Task goal
Check every line of the data for the word "复制几何", and copy those that have it.

------------------------

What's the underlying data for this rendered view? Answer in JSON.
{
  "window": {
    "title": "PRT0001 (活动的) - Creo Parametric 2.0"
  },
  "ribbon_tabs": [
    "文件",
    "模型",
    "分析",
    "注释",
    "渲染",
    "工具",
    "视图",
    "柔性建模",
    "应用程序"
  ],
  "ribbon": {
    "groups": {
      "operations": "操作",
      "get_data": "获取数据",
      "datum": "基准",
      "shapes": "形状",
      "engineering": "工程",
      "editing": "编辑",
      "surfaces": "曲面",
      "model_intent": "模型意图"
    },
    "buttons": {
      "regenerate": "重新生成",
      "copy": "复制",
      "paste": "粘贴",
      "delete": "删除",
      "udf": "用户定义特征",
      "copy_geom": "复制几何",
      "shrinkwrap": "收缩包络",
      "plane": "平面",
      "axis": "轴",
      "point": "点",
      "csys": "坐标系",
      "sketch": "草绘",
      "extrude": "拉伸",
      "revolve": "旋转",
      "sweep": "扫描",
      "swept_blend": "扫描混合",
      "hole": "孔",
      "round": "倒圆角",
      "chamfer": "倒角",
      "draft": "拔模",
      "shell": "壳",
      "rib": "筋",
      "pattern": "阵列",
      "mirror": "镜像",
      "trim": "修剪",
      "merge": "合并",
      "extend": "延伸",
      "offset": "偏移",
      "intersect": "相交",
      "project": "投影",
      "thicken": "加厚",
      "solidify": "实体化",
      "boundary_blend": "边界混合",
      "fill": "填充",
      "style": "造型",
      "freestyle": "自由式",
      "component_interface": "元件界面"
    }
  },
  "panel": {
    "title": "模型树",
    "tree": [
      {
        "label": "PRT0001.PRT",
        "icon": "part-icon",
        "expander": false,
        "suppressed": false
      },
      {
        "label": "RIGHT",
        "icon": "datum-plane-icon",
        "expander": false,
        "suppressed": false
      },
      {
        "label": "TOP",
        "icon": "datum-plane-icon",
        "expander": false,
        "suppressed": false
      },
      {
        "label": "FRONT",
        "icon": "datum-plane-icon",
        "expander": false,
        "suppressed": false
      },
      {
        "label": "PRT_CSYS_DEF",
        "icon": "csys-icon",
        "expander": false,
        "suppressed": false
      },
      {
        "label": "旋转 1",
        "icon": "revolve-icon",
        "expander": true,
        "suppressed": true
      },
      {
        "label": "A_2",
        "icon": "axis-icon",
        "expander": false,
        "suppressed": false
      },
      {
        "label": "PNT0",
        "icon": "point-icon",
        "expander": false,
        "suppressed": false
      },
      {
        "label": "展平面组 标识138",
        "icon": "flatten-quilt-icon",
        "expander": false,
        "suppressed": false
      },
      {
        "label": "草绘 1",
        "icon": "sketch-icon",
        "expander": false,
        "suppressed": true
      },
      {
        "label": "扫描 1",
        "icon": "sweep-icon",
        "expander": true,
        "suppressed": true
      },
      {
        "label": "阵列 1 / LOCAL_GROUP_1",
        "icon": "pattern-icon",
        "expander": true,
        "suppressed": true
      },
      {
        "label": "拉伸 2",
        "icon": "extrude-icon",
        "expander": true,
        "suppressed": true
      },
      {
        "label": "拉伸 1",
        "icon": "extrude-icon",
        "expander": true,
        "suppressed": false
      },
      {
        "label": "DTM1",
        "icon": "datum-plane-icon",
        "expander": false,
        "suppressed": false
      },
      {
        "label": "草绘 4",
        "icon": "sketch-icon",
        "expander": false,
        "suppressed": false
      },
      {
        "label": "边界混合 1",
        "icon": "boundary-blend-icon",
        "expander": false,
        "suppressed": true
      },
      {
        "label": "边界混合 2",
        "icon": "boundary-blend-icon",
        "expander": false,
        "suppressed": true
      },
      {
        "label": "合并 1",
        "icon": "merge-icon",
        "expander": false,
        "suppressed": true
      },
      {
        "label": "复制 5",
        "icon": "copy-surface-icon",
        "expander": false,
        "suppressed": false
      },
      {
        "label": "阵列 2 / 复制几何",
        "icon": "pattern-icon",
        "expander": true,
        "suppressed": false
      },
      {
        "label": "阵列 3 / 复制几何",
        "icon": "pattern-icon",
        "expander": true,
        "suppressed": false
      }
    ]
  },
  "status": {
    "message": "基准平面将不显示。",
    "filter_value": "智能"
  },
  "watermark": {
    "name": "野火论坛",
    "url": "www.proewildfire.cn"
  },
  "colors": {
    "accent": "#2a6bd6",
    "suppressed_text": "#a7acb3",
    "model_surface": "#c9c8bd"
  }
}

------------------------

Reply to the task
      "copy_geom": "复制几何",
        "label": "阵列 2 / 复制几何",
        "label": "阵列 3 / 复制几何",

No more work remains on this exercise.